    The addictive nature of Diplomacy

    Bullying, betrayal, aggression – it may be just a board game, but the family that plays Diplomacy may never look at each other in the same way again
    Lady Chatterley's Lover: Racy underwear for fans of DH Lawrence's equally racy tome

    Fashion: Ooh, Lady Chatterley!

    Take inspiration from DH Lawrence's racy tome with equally racy underwear
    8 best children's clocks

    Tick-tock: 8 best children's clocks

    Whether you’re teaching them to tell the time or putting the finishing touches to a nursery, there’s a ticker for that
    Charlie Austin: Queens Park Rangers striker says ‘If the move is not right, I’m not going’

    Charlie Austin: ‘If the move is not right, I’m not going’

    After hitting 18 goals in the Premier League last season, the QPR striker was the great non-deal of transfer deadline day. But he says he'd preferred another shot at promotion
    Isis profits from destruction of antiquities by selling relics to dealers - and then blowing up the buildings they come from to conceal the evidence of looting

    How Isis profits from destruction of antiquities

    Robert Fisk on the terrorist group's manipulation of the market to increase the price of artefacts
    Labour leadership: Andy Burnham urges Jeremy Corbyn voters to think again in last-minute plea
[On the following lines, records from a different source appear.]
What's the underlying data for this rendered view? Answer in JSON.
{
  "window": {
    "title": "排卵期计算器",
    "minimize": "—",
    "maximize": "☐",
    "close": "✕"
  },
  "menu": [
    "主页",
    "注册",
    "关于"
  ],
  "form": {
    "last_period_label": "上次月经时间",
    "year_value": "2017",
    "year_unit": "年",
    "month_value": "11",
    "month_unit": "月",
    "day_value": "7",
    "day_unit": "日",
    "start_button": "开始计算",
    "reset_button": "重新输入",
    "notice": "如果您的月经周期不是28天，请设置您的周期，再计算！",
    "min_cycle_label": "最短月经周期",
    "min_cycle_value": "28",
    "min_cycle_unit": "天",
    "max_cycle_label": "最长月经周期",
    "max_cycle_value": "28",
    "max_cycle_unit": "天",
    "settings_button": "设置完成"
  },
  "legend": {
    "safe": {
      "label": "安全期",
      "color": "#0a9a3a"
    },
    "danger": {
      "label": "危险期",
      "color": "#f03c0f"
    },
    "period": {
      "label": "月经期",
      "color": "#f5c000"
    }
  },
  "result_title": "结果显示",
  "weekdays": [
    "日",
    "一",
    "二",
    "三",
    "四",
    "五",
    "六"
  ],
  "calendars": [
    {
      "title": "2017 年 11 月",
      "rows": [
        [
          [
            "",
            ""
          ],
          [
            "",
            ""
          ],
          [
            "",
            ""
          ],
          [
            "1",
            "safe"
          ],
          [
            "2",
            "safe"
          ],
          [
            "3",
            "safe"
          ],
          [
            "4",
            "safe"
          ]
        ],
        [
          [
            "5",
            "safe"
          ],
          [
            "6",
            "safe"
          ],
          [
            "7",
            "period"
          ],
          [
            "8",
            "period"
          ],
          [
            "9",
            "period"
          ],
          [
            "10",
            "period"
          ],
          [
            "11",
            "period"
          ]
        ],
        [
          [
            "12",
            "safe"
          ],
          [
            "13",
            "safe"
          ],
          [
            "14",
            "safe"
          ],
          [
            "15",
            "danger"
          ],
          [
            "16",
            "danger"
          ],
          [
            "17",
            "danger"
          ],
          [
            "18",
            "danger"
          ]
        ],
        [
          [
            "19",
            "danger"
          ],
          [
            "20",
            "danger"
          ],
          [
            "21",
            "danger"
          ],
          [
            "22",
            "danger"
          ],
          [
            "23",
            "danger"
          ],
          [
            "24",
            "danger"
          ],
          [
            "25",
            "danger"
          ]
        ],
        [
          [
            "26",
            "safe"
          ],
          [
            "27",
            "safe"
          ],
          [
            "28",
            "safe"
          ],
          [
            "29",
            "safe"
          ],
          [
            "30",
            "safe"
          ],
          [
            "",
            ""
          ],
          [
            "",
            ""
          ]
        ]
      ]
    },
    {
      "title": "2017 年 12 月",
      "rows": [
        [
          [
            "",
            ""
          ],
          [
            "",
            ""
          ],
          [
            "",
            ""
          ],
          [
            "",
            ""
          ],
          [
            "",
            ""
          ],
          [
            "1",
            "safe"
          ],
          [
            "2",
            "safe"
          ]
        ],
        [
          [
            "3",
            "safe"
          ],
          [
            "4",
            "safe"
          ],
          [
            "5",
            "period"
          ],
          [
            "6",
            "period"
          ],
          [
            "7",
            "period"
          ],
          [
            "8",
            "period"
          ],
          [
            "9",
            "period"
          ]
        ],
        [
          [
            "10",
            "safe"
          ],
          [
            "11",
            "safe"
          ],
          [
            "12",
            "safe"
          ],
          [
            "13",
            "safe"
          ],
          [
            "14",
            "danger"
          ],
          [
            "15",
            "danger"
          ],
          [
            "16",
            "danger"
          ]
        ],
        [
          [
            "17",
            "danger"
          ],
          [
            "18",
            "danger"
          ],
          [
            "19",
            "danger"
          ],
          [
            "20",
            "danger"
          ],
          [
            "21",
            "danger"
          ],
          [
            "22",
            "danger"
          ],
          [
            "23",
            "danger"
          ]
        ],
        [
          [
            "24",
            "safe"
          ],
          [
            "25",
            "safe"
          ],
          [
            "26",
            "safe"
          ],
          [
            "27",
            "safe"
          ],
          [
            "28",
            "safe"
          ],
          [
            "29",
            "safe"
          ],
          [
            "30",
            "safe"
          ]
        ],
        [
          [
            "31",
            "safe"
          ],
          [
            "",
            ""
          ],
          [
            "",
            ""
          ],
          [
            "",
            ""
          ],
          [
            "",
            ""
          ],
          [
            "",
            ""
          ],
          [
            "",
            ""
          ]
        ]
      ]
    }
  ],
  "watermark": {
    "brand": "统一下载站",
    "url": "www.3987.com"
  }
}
    'If we lose touch we’ll end up with two decades of the Tories'

    In an exclusive interview, Andy Burnham urges Jeremy Corbyn voters to think again in last-minute plea
    Tunisia fears its Arab Spring could be reversed as the new regime becomes as intolerant of dissent as its predecessor

    The Arab Spring reversed

    Tunisian protesters fear that a new law will whitewash corrupt businessmen and officials, but they are finding that the new regime is becoming as intolerant of dissent as its predecessor
    King Arthur: Legendary figure was real and lived most of his life in Strathclyde, academic claims

    Academic claims King Arthur was real - and reveals where he lived

    Dr Andrew Breeze says the legendary figure did exist – but was a general, not a king
    Who is Oliver Bonas and how has he captured middle-class hearts?

    Who is Oliver Bonas?

    It's the first high-street store to pay its staff the living wage, and it saw out the recession in style
    Earth has 'lost more than half its trees' since humans first started cutting them down

    Axe-wielding Man fells half the world’s trees – leaving us just 422 each

    However, the number of trees may be eight times higher than previously thought
    60 years of Scalextric: Model cars are now stuffed with as much tech as real ones

    60 years of Scalextric

    Model cars are now stuffed with as much tech as real ones